Lebanon is a small, mountainous country which gained its independence in 1943. Long the refuge of persecuted minorities, the country has an extremely mixed populace, with over seventeen officially recognised religious sects.
Around 60% of the population is made up of Shia and Sunni Muslims (as well as other smaller Islamic sects) and Christians (of all denominations) account for nearly 40%.
From 1975 until 1990, the country suffered a long civil war and a short war with Israel occurred in 2006, which left 1,200 Lebanese dead and many thousands homeless.
But with growth of 9% in 2008 and 2009 and a boom in construction and tourism, the Lebanese economy is buoyant again and most people are enjoying a better life again.
There is however one group of people who continue to struggle in this heart of the Middle East. Over many decades, Lebanon has experienced large influxes of Palestinian refugees, who are estimated to number between 250,000 and 400,000 people. Most of these have settled in one of 12 refugee camps, which are sprawling slums of cheaply-built dwellings with open sewers running down the alleyways.
Up till now, there have been considerable restraints on how these Palestinians were able to improve their lives, even though the children of some families in Lebanon are already fourth-generation.

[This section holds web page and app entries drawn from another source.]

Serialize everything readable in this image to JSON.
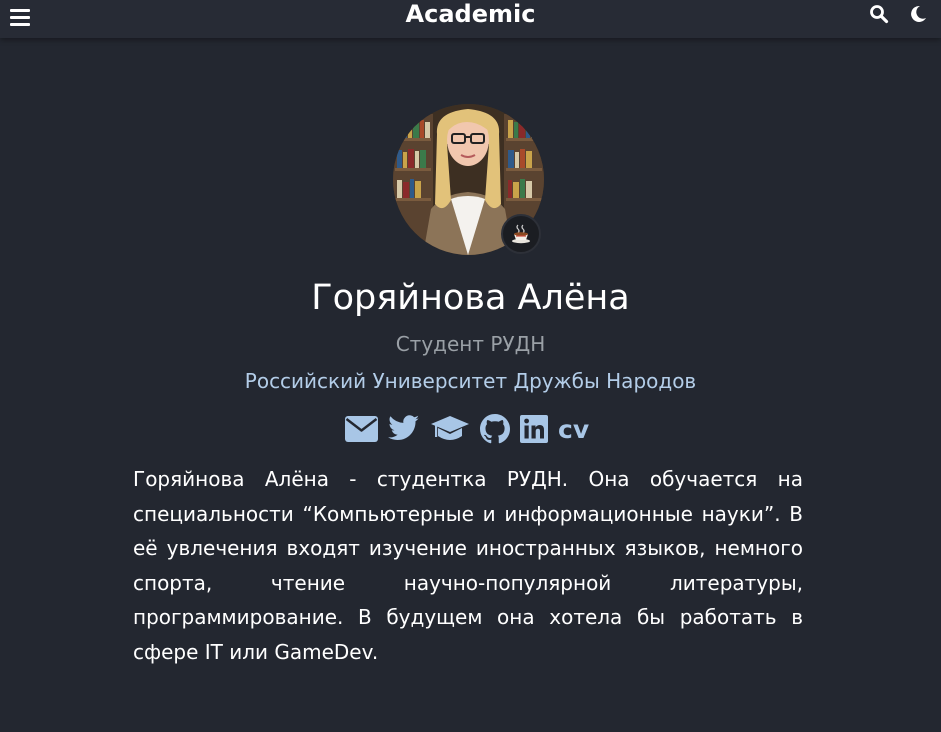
{
  "navbar": {
    "brand": "Academic",
    "menu_icon": "hamburger-menu-icon",
    "search_icon": "search-icon",
    "theme_icon": "moon-icon"
  },
  "profile": {
    "name": "Горяйнова Алёна",
    "role": "Студент РУДН",
    "organization": "Российский Университет Дружбы Народов",
    "status_emoji": "☕",
    "social": [
      {
        "icon": "envelope-icon"
      },
      {
        "icon": "twitter-icon"
      },
      {
        "icon": "graduation-cap-icon"
      },
      {
        "icon": "github-icon"
      },
      {
        "icon": "linkedin-icon"
      },
      {
        "icon": "cv-icon",
        "label": "cv"
      }
    ],
    "bio": "Горяйнова Алёна - студентка РУДН. Она обучается на специальности “Компьютерные и информационные науки”. В её увлечения входят изучение иностранных языков, немного спорта, чтение научно-популярной литературы, программирование. В будущем она хотела бы работать в сфере IT или GameDev."
  },
  "colors": {
    "background": "#232730",
    "navbar": "#272b35",
    "accent": "#a8c6e6",
    "muted": "#9aa0a6"
  }
}
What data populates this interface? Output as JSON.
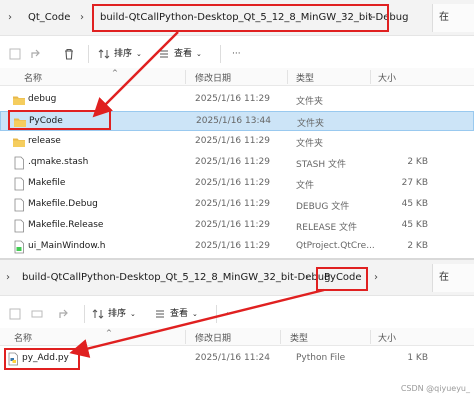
{
  "top": {
    "breadcrumbs": [
      "Qt_Code",
      "build-QtCallPython-Desktop_Qt_5_12_8_MinGW_32_bit-Debug"
    ],
    "search": "在",
    "toolbar": {
      "sort": "排序",
      "view": "查看"
    },
    "headers": {
      "name": "名称",
      "date": "修改日期",
      "type": "类型",
      "size": "大小"
    },
    "files": [
      {
        "name": "debug",
        "date": "2025/1/16 11:29",
        "type": "文件夹",
        "size": "",
        "icon": "folder-icon"
      },
      {
        "name": "PyCode",
        "date": "2025/1/16 13:44",
        "type": "文件夹",
        "size": "",
        "icon": "folder-icon"
      },
      {
        "name": "release",
        "date": "2025/1/16 11:29",
        "type": "文件夹",
        "size": "",
        "icon": "folder-icon"
      },
      {
        "name": ".qmake.stash",
        "date": "2025/1/16 11:29",
        "type": "STASH 文件",
        "size": "2 KB",
        "icon": "file-icon"
      },
      {
        "name": "Makefile",
        "date": "2025/1/16 11:29",
        "type": "文件",
        "size": "27 KB",
        "icon": "file-icon"
      },
      {
        "name": "Makefile.Debug",
        "date": "2025/1/16 11:29",
        "type": "DEBUG 文件",
        "size": "45 KB",
        "icon": "file-icon"
      },
      {
        "name": "Makefile.Release",
        "date": "2025/1/16 11:29",
        "type": "RELEASE 文件",
        "size": "45 KB",
        "icon": "file-icon"
      },
      {
        "name": "ui_MainWindow.h",
        "date": "2025/1/16 11:29",
        "type": "QtProject.QtCre...",
        "size": "2 KB",
        "icon": "header-file-icon"
      }
    ]
  },
  "bottom": {
    "breadcrumbs": [
      "build-QtCallPython-Desktop_Qt_5_12_8_MinGW_32_bit-Debug",
      "PyCode"
    ],
    "search": "在",
    "toolbar": {
      "sort": "排序",
      "view": "查看"
    },
    "headers": {
      "name": "名称",
      "date": "修改日期",
      "type": "类型",
      "size": "大小"
    },
    "files": [
      {
        "name": "py_Add.py",
        "date": "2025/1/16 11:24",
        "type": "Python File",
        "size": "1 KB",
        "icon": "python-file-icon"
      }
    ]
  },
  "watermark": "CSDN @qiyueyu_",
  "colors": {
    "highlight": "#e02020",
    "selection": "#cce4f7",
    "folder": "#e8b84a"
  }
}
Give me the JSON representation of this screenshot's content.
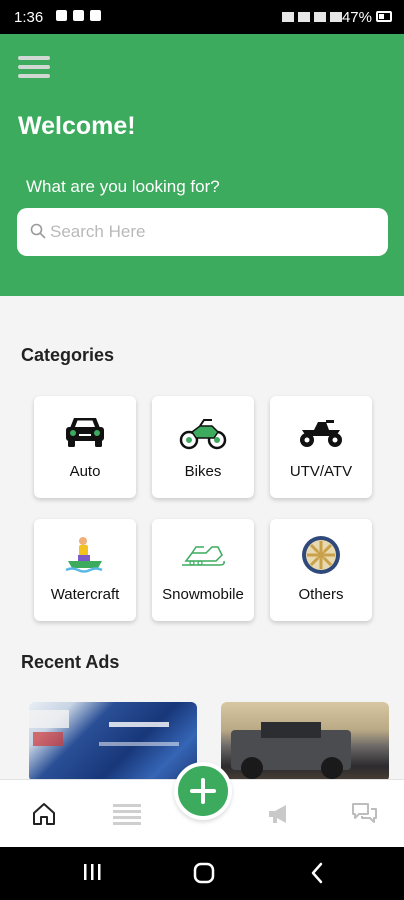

One key difficulty has been the lack of legal status. The Lebanese parliament has finally just passed a law which gives some legal status to the Palestinians, allowing them to work legally for the first time. Some areas of work are still restricted, such as public sector roles and professions like medicine, law and engineering, where membership of
Lebanese syndicates is required. Nevertheless, the new law is an important step forward, because those who are employed in the private sector will be able to claim for any work-related accidents or go to court if they are being mistreated. They will also be eligible to pay into retirement and social security funds.
However, Palestinians in Lebanon are still not allowed to buy property, even though living conditions in the camps are squalid. And they will continue to be denied access to state medical and educational services. These are provided by the United Nations Relief and Works Agency (UNRWA) which is very short of funds.
Many Lebanese would prefer the Palestinians to return to their original homes, even though these are mostly situated in areas which are now in Israel. And if the Palestinians choose to stay, some feel it is the responsibility of the international community to invest more money in UNRWA. But at least, with the legal right to work permits, the way is a little more open for the Palestinians living in Lebanon to find better jobs and improve life for themselves and their families.